Avocado toast is very hip and expensive right now, but it’s also very a-normal-breakfast. And if something is breakfast, you can definitely repurpose it into a dinner. Avocado toast is basically a deconstructed guacamole, but it requires even fewer ingredients. So you’re at least 50% more likely to be able to make it at any given time.
Here’s how I made the one above: Mash an avocado with a little lime juice. Scoop onto toast. Top with salt, pepper, tomatoes.
There you have it: not one but two dinners made out of condiments. I ate both of these dinners last week, and I feel GREAT and kind of weak and tired.
I went to the store the other night because I wanted a pizza, but then I thought “I should buy groceries, too.” I am very responsible! So I bought a bag of sliced mushrooms and a bottle of wine.
Did you know it’s hard to cook with only a bag of mushrooms?
I planned poorly. But I still had part of an onion in the fridge – remember when I sliced my finger chopping it last week?? It’s the same onion, but it’s probably still fine. Those were the backbones for what I’m going to go ahead and call a curry.
Mushrooms, Onion (sliced), Can of diced tomatoes, Can of corn, Curry powder, Cumin, Garlic (all measurements are imaginary)
Mix together in pan over heat. End of instructions.

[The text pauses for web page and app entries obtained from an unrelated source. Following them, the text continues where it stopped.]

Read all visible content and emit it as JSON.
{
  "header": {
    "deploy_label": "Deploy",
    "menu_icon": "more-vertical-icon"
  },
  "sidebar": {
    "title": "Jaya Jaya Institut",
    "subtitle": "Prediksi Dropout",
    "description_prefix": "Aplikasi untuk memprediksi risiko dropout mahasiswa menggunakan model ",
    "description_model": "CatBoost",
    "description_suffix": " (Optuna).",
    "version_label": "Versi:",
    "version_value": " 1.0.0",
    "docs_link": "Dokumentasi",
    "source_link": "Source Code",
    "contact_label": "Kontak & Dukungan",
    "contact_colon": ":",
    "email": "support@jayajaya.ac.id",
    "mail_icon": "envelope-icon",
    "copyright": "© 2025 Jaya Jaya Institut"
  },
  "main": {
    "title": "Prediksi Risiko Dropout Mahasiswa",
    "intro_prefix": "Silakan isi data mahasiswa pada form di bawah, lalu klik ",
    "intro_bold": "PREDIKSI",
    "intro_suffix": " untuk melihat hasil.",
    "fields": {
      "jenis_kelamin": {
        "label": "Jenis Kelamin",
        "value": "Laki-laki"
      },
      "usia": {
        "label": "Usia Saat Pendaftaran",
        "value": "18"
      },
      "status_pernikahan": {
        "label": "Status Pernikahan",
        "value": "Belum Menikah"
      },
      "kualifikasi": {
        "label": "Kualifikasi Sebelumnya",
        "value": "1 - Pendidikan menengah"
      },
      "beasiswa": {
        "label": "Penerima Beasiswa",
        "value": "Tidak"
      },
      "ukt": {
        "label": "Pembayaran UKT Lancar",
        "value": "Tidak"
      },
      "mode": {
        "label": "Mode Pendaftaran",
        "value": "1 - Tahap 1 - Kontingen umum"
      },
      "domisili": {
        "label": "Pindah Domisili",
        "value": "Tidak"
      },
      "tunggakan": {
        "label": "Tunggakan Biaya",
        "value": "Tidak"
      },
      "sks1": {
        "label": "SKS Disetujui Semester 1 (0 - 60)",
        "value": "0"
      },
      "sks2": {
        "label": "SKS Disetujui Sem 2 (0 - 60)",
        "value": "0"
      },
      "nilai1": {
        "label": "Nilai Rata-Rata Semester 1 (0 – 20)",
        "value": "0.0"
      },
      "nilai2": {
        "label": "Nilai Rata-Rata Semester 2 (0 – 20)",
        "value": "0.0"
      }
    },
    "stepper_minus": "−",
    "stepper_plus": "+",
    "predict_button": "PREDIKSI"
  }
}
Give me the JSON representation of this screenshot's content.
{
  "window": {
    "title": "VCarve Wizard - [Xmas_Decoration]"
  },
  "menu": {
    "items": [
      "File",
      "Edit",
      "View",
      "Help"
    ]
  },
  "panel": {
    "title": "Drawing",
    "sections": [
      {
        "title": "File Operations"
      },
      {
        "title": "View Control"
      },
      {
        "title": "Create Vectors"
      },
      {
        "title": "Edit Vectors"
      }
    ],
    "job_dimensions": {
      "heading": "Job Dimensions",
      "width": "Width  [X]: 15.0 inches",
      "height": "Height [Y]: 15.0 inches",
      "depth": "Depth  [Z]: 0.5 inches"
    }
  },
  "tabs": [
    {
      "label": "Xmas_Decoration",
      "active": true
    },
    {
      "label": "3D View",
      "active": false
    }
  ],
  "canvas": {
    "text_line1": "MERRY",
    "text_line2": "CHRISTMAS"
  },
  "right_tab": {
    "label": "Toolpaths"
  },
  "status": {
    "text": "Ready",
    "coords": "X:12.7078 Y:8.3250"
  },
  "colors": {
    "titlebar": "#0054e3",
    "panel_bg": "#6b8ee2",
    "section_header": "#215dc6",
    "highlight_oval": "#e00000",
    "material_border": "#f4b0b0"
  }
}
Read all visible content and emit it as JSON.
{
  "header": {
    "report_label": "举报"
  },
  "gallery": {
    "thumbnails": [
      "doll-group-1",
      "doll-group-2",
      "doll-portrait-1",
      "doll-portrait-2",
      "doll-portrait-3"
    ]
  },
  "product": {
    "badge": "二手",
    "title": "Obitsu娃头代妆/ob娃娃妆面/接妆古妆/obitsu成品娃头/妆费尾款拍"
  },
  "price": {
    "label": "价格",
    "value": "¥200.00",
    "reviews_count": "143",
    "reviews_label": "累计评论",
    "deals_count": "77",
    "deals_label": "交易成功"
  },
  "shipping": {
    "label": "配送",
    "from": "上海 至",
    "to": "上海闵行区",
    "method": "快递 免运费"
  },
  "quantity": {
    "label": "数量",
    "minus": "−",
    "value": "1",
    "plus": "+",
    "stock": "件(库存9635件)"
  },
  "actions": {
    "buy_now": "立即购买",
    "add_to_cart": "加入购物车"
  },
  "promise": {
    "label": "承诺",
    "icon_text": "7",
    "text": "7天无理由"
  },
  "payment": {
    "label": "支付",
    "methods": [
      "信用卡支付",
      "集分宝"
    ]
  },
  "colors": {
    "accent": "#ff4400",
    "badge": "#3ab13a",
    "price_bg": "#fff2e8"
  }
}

It tasted pretty good! Calling it curry is really a stretch, and putting it over rice would probably improve it a lot. Maybe we’d call it a stew? But there’s one thing I know I’d call it: a success 🙂
If you’re like me, you often look around two weeks after a grocery trip and see that you still have weird odds and ends left in the fridge. None of them are appetizing, but they do exist. I found myself in that situation tonight, and let me fill you in on a little secret. I want to stress that no company is paying me to tell you this. The secret is:
Throw everything in a skillet and douse it in garlic salt.
Easy, right? Beyond the existential hurdle of making it into the kitchen in the first place, despite knowing that no matter how much you eat, you’ll soon be hungry again…YES! It’s so easy. Tonight I used chopped onions, the tail end of a bag of spinach, and leftover quinoa. I threw them in a skillet, and doused it in garlic salt.
Was it good? No. Did it have flavor? Yes, a few of them in fact. Was it dinner? Technically, yes. I’m still hungry, but aren’t we all kind of hungry, really?
Last night, I wanted to eat something. I wanted to cook, but I didn’t have the energy to cook. Here’s a perfectly functional recipe for something in the vaguely Mediterranean family kind of.
an amount of onion
brown rice/quinoa blend
3 or 4 grape tomatoes
To make this totally acceptable wrap, you’ll want to start by warming the tortilla- I used a regular tortilla even though I meant to get the extra soft ones because they’re spongey and they make me feel safe. This recipe works best if you forget you put the tortilla in the toaster oven, so it comes out far too hot and then brittles itself into a crunchy crisp.
Next, slather hummus onto the tortilla. Any amount will do. Slice an arbitrary amount of onions (best if it’s enough to overpower the whole dish), taking extra care to forego a cutting board and slice your thumb with a serrated knife in the process.
Pause to rinse the blood off yourself and the onion.
Then, add 1/4 cup (maybe? that sounds like a nice measurement?) of instant quinoa/brown rice blend. Throw on some mozzarella cheese because hey, it was in the fridge. Top it off with some fresh spinach. And don’t forget, grape tomatoes are another thing you can slice without a cutting board. So why not nick your thumb just one more time for good measure?
Verdict: This was okay. It tasted a little weird, and that was probably the mozzarella. But if I ordered it at a restaurant, I wouldn’t send it back. I also wouldn’t go back to that restaurant.